What you need to do:
Where an entry contains a picture, skip the picture and write out everything else exactly.
····················
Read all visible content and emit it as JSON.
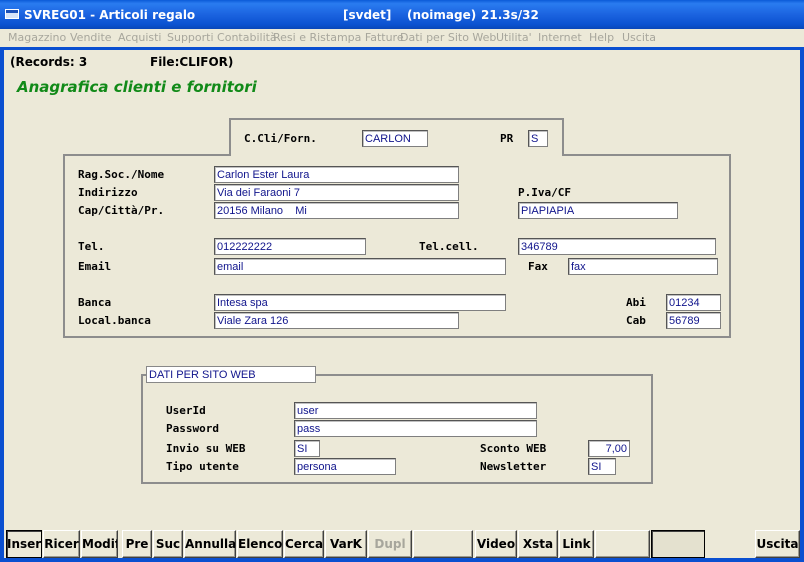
{
  "window": {
    "title": "SVREG01 - Articoli regalo",
    "info1": "[svdet]",
    "info2": "(noimage)",
    "info3": "21.3s/32"
  },
  "menu": [
    "Magazzino",
    "Vendite",
    "Acquisti",
    "Supporti Contabilità",
    "Resi e Ristampa Fatture",
    "Dati per Sito Web",
    "Utilita'",
    "Internet",
    "Help",
    "Uscita"
  ],
  "status": {
    "records": "(Records: 3",
    "file": "File:CLIFOR)"
  },
  "page_title": "Anagrafica clienti e fornitori",
  "code_box": {
    "label": "C.Cli/Forn.",
    "value": "CARLON",
    "pr_label": "PR",
    "pr_value": "S"
  },
  "main_form": {
    "ragsoc_label": "Rag.Soc./Nome",
    "ragsoc_value": "Carlon Ester Laura",
    "indirizzo_label": "Indirizzo",
    "indirizzo_value": "Via dei Faraoni 7",
    "piva_label": "P.Iva/CF",
    "cap_label": "Cap/Città/Pr.",
    "cap_value": "20156 Milano    Mi",
    "piva_value": "PIAPIAPIA",
    "tel_label": "Tel.",
    "tel_value": "012222222",
    "telcell_label": "Tel.cell.",
    "telcell_value": "346789",
    "email_label": "Email",
    "email_value": "email",
    "fax_label": "Fax",
    "fax_value": "fax",
    "banca_label": "Banca",
    "banca_value": "Intesa spa",
    "abi_label": "Abi",
    "abi_value": "01234",
    "localbanca_label": "Local.banca",
    "localbanca_value": "Viale Zara 126",
    "cab_label": "Cab",
    "cab_value": "56789"
  },
  "web_form": {
    "legend": "DATI PER SITO WEB",
    "userid_label": "UserId",
    "userid_value": "user",
    "password_label": "Password",
    "password_value": "pass",
    "invio_label": "Invio su WEB",
    "invio_value": "SI",
    "sconto_label": "Sconto WEB",
    "sconto_value": "7,00",
    "tipo_label": "Tipo utente",
    "tipo_value": "persona",
    "newsletter_label": "Newsletter",
    "newsletter_value": "SI"
  },
  "toolbar": {
    "inser": "Inser",
    "ricer": "Ricer",
    "modif": "Modif",
    "pre": "Pre",
    "suc": "Suc",
    "annulla": "Annulla",
    "elenco": "Elenco",
    "cerca": "Cerca",
    "vark": "VarK",
    "dupl": "Dupl",
    "video": "Video",
    "xsta": "Xsta",
    "link": "Link",
    "uscita": "Uscita"
  }
}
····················
Finished exercise:
Read all visible content and emit it as JSON.
{
  "window": {
    "title": "SVREG01 - Articoli regalo",
    "info1": "[svdet]",
    "info2": "(noimage)",
    "info3": "21.3s/32"
  },
  "menu": [
    "Magazzino",
    "Vendite",
    "Acquisti",
    "Supporti Contabilità",
    "Resi e Ristampa Fatture",
    "Dati per Sito Web",
    "Utilita'",
    "Internet",
    "Help",
    "Uscita"
  ],
  "status": {
    "records": "(Records: 3",
    "file": "File:CLIFOR)"
  },
  "page_title": "Anagrafica clienti e fornitori",
  "code_box": {
    "label": "C.Cli/Forn.",
    "value": "CARLON",
    "pr_label": "PR",
    "pr_value": "S"
  },
  "main_form": {
    "ragsoc_label": "Rag.Soc./Nome",
    "ragsoc_value": "Carlon Ester Laura",
    "indirizzo_label": "Indirizzo",
    "indirizzo_value": "Via dei Faraoni 7",
    "piva_label": "P.Iva/CF",
    "cap_label": "Cap/Città/Pr.",
    "cap_value": "20156 Milano    Mi",
    "piva_value": "PIAPIAPIA",
    "tel_label": "Tel.",
    "tel_value": "012222222",
    "telcell_label": "Tel.cell.",
    "telcell_value": "346789",
    "email_label": "Email",
    "email_value": "email",
    "fax_label": "Fax",
    "fax_value": "fax",
    "banca_label": "Banca",
    "banca_value": "Intesa spa",
    "abi_label": "Abi",
    "abi_value": "01234",
    "localbanca_label": "Local.banca",
    "localbanca_value": "Viale Zara 126",
    "cab_label": "Cab",
    "cab_value": "56789"
  },
  "web_form": {
    "legend": "DATI PER SITO WEB",
    "userid_label": "UserId",
    "userid_value": "user",
    "password_label": "Password",
    "password_value": "pass",
    "invio_label": "Invio su WEB",
    "invio_value": "SI",
    "sconto_label": "Sconto WEB",
    "sconto_value": "7,00",
    "tipo_label": "Tipo utente",
    "tipo_value": "persona",
    "newsletter_label": "Newsletter",
    "newsletter_value": "SI"
  },
  "toolbar": {
    "inser": "Inser",
    "ricer": "Ricer",
    "modif": "Modif",
    "pre": "Pre",
    "suc": "Suc",
    "annulla": "Annulla",
    "elenco": "Elenco",
    "cerca": "Cerca",
    "vark": "VarK",
    "dupl": "Dupl",
    "video": "Video",
    "xsta": "Xsta",
    "link": "Link",
    "uscita": "Uscita"
  }
}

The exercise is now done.